▼
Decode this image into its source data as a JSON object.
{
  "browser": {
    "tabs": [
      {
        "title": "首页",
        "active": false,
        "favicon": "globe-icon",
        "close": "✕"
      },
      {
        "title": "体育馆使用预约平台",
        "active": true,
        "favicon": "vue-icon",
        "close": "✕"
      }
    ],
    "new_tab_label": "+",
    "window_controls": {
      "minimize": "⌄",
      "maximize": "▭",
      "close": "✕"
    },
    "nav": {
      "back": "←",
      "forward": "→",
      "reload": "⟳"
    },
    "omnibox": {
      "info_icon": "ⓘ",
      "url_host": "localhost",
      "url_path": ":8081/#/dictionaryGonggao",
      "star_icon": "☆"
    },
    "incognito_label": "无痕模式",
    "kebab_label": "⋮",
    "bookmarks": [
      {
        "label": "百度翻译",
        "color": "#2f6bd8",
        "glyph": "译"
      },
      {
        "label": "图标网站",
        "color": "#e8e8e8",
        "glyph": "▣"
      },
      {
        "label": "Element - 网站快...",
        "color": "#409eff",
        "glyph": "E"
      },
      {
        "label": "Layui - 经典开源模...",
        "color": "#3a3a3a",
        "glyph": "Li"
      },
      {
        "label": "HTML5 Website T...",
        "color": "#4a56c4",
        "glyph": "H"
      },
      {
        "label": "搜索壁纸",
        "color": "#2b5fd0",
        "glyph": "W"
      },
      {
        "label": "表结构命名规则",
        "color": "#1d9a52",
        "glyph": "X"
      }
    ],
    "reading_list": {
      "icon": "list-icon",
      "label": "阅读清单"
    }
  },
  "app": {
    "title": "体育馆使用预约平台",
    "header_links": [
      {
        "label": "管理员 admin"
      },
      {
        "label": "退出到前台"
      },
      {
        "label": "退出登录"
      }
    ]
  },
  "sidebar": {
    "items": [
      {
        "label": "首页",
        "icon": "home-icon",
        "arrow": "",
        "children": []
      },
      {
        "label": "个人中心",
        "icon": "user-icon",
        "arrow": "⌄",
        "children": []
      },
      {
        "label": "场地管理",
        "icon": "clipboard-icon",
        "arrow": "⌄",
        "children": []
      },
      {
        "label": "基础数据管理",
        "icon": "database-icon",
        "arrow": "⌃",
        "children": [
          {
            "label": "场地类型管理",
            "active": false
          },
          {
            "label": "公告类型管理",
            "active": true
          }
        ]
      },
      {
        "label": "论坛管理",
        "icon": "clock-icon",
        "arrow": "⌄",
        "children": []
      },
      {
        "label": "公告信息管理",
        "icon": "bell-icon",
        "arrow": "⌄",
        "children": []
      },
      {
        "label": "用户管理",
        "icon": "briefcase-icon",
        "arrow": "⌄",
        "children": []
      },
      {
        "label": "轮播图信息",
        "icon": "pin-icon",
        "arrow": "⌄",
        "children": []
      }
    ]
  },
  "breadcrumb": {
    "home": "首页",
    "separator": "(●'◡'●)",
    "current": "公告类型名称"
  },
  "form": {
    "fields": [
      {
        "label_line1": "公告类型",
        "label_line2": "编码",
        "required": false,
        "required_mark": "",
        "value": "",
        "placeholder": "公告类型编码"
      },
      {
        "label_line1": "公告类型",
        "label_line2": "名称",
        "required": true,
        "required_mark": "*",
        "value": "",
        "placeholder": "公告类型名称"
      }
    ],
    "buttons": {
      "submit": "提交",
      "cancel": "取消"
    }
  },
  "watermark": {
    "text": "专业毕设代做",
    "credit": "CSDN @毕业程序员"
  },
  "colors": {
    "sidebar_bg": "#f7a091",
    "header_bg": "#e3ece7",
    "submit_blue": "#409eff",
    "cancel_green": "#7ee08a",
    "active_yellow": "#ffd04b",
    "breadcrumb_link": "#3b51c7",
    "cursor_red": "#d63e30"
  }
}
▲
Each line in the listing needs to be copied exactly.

Decode this image into its source data as a JSON object.
{
  "browser": {
    "tabs": [
      {
        "title": "首页",
        "active": false,
        "favicon": "globe-icon",
        "close": "✕"
      },
      {
        "title": "体育馆使用预约平台",
        "active": true,
        "favicon": "vue-icon",
        "close": "✕"
      }
    ],
    "new_tab_label": "+",
    "window_controls": {
      "minimize": "⌄",
      "maximize": "▭",
      "close": "✕"
    },
    "nav": {
      "back": "←",
      "forward": "→",
      "reload": "⟳"
    },
    "omnibox": {
      "info_icon": "ⓘ",
      "url_host": "localhost",
      "url_path": ":8081/#/dictionaryGonggao",
      "star_icon": "☆"
    },
    "incognito_label": "无痕模式",
    "kebab_label": "⋮",
    "bookmarks": [
      {
        "label": "百度翻译",
        "color": "#2f6bd8",
        "glyph": "译"
      },
      {
        "label": "图标网站",
        "color": "#e8e8e8",
        "glyph": "▣"
      },
      {
        "label": "Element - 网站快...",
        "color": "#409eff",
        "glyph": "E"
      },
      {
        "label": "Layui - 经典开源模...",
        "color": "#3a3a3a",
        "glyph": "Li"
      },
      {
        "label": "HTML5 Website T...",
        "color": "#4a56c4",
        "glyph": "H"
      },
      {
        "label": "搜索壁纸",
        "color": "#2b5fd0",
        "glyph": "W"
      },
      {
        "label": "表结构命名规则",
        "color": "#1d9a52",
        "glyph": "X"
      }
    ],
    "reading_list": {
      "icon": "list-icon",
      "label": "阅读清单"
    }
  },
  "app": {
    "title": "体育馆使用预约平台",
    "header_links": [
      {
        "label": "管理员 admin"
      },
      {
        "label": "退出到前台"
      },
      {
        "label": "退出登录"
      }
    ]
  },
  "sidebar": {
    "items": [
      {
        "label": "首页",
        "icon": "home-icon",
        "arrow": "",
        "children": []
      },
      {
        "label": "个人中心",
        "icon": "user-icon",
        "arrow": "⌄",
        "children": []
      },
      {
        "label": "场地管理",
        "icon": "clipboard-icon",
        "arrow": "⌄",
        "children": []
      },
      {
        "label": "基础数据管理",
        "icon": "database-icon",
        "arrow": "⌃",
        "children": [
          {
            "label": "场地类型管理",
            "active": false
          },
          {
            "label": "公告类型管理",
            "active": true
          }
        ]
      },
      {
        "label": "论坛管理",
        "icon": "clock-icon",
        "arrow": "⌄",
        "children": []
      },
      {
        "label": "公告信息管理",
        "icon": "bell-icon",
        "arrow": "⌄",
        "children": []
      },
      {
        "label": "用户管理",
        "icon": "briefcase-icon",
        "arrow": "⌄",
        "children": []
      },
      {
        "label": "轮播图信息",
        "icon": "pin-icon",
        "arrow": "⌄",
        "children": []
      }
    ]
  },
  "breadcrumb": {
    "home": "首页",
    "separator": "(●'◡'●)",
    "current": "公告类型名称"
  },
  "form": {
    "fields": [
      {
        "label_line1": "公告类型",
        "label_line2": "编码",
        "required": false,
        "required_mark": "",
        "value": "",
        "placeholder": "公告类型编码"
      },
      {
        "label_line1": "公告类型",
        "label_line2": "名称",
        "required": true,
        "required_mark": "*",
        "value": "",
        "placeholder": "公告类型名称"
      }
    ],
    "buttons": {
      "submit": "提交",
      "cancel": "取消"
    }
  },
  "watermark": {
    "text": "专业毕设代做",
    "credit": "CSDN @毕业程序员"
  },
  "colors": {
    "sidebar_bg": "#f7a091",
    "header_bg": "#e3ece7",
    "submit_blue": "#409eff",
    "cancel_green": "#7ee08a",
    "active_yellow": "#ffd04b",
    "breadcrumb_link": "#3b51c7",
    "cursor_red": "#d63e30"
  }
}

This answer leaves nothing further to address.